Political Sociology

Political sociology is the sociology of politics. It may be defined as the systematic and empirical study of political phenomena and organisations as they influence social life and social structures and are, in turn influenced by them. In short, it studies the influence of politics on society and of the society on politics.

Political sociology has a very long history, going as far back as Aristotle, Ibn Khaldun, Montesquieu, Karl Marx, de Tocqueville, Lord Bryce, Max Weber, Graham Wallas, Mosca and Wright Mills. For instance, Marx (1818-1883) was the first to study class conflicts and social stratification on the basis of economic means and methods of production. Max Weber (1864-1920) the German Sociologist emphasised the role of religion and politics on the growth of new social systems, while sociologists like the Italian Mosca and the American Wright Mills studied the role of political elites and the processes of consensus and conflict in society. However, the term “political sociology” first came into use in 1945. Since then, political sociology has become an empirical study of actual political behaviour of the voters, political leaders or elites, attitude research, etc. It studies political institutions, both formal and informal, as parts of the social system, and not as separate from die society, in which they operate. Broadly speaking, political sociology studies the following problems:

(i) Political conflict and consensus in human society;

(ii) Social stratification, influencing and being influenced by politics;..

(iii) Various kinds of elites and their influence on social life;

(iv) Alienation: and its social, economic and political origins; Voting behaviour and its effects on political parties;

(v) Political parties;

(vi) Interest or pressure groups.

(vii) Ideologies, their rise and influence on politics and society.

Conflict and consensus approach of political sociology gives us two views of its influence on politics and society. Karl Marx was the first to emphasise the role of class conflicts in the evolution of society. According lo him, when new means and methods of production come into being, they produce a new class, which comes into conflict with the older classes still in possession of the old productive forces and relations in the society. But when it overthrows the old classes, it transforms the whole society and culture. But the new society again gives birth to a new class due to new technology and methods of production. As opposed to Marxist sociology, the consensual political sociology declares that with the growth of industry, a middle class comes into being, which harmonises the interests of the working classes with industrial classes and thus produce consensus in the society.

Elite Groups:

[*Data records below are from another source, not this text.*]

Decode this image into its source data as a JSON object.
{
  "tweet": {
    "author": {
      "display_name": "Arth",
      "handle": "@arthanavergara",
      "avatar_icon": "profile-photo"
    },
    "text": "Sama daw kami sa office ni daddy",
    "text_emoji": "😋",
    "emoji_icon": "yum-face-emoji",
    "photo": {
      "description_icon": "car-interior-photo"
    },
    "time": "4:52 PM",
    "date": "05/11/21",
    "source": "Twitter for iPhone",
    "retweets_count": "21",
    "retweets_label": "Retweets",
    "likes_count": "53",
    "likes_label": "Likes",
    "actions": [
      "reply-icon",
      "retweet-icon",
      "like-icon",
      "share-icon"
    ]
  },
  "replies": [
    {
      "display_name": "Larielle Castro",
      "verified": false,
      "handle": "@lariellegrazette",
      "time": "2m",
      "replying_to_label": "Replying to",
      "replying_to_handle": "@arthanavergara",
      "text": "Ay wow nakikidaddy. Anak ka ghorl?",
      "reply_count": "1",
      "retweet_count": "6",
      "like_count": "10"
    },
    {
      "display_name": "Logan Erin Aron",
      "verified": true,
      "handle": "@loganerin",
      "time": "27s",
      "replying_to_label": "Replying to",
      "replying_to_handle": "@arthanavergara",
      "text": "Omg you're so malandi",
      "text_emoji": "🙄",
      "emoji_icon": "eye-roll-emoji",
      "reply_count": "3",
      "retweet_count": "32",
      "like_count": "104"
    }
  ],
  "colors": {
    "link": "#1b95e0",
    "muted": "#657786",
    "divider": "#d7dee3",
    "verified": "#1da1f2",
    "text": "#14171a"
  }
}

Political sociology, in present timCs, has concentrated attention on the study of elite groups, especially political elites, their membership and influence on social, political and economic relations and processes. Analysis of the elites is also closely connected with questions of political leadership, party organisation and political power. An interesting type of elite group is the military elites. Military leaders have Always influenced political and social life of the nations and countries in all ages. In modem times, military elites have joined hands with industrial, religious and other social groups and thus control political power and economic resources of (heir States.

Political parties are also studied and analysed by the political sociologists. As political parties penetrate all aspects of modem State and society, their organisation and influence are important parts of the research by political sociologists. R.Michels, a political sociologist, asserted in his book, Political Parties, that in every party there are always some individuals or leaders who will dominate it. He called it the “iron law of oligarchy”. He asserts that where there is organisation, there (s oligarchy. He thus sought to prove that even representative institutions, like modem political parties, cannot be democratic.

Even democracies will be dominated by elite groups. However, elite analysis has now shifted to the problems of elite behaviour, which is influenced by the way they are recruited and thus acquire opportunities for control and promotion. In present times, the political and party elites are selected on the criterion of achievement rather than on the basis of birth, status, wealth or social background, as was the case in the past ages.

Alienation is another important topic of political sociology, both theoretical and research-oriented. Alienation is a socio-psychological phenomenon. It means a tendency to withdraw or disengage from political affairs and problems and to be reluctant to participate in politics or in political activities. It is a form of political apathy. Alienation is manifested by various social groups during certain periods, such as youth, minorities, intellectuals, etc.

It may be due to the structure of political or social life. For instance, in male-dominated traditional societies, women show political apathy and disinterest in politics. Marx was the first writer to study alienation. But he believed that it was permanent State of mind of certain groups, such as of the working classes in the capitalist society. In modern times, however, alienation is regarded as an attitude, which changes when social or political system changes. Alienation leads to various kinds of political movements and revolts, which aim at bringing about a change in the political system which has alienated the majority of the people.

Voting behaviour of the people is another important field of research and empirical studies in political sociology. These studies have indicated that, under ordinary circumstances and conditions, die voting behaviour of the people does not change and that the people are very conservative in their political attitudes and loyalties to political parties and ideologies. But their voting behaviour changes in times of social or political crisis.

To conclude, political sociology has revealed close links and interdependence between society and politics, that is to say, between the social, economic and psychological conditions and attitudes, on the one side, and political organisations and processes, on the other, and that political systems, governments and political parties are not so self- subsistent and independent phenomena as they were believed to be in the past ages.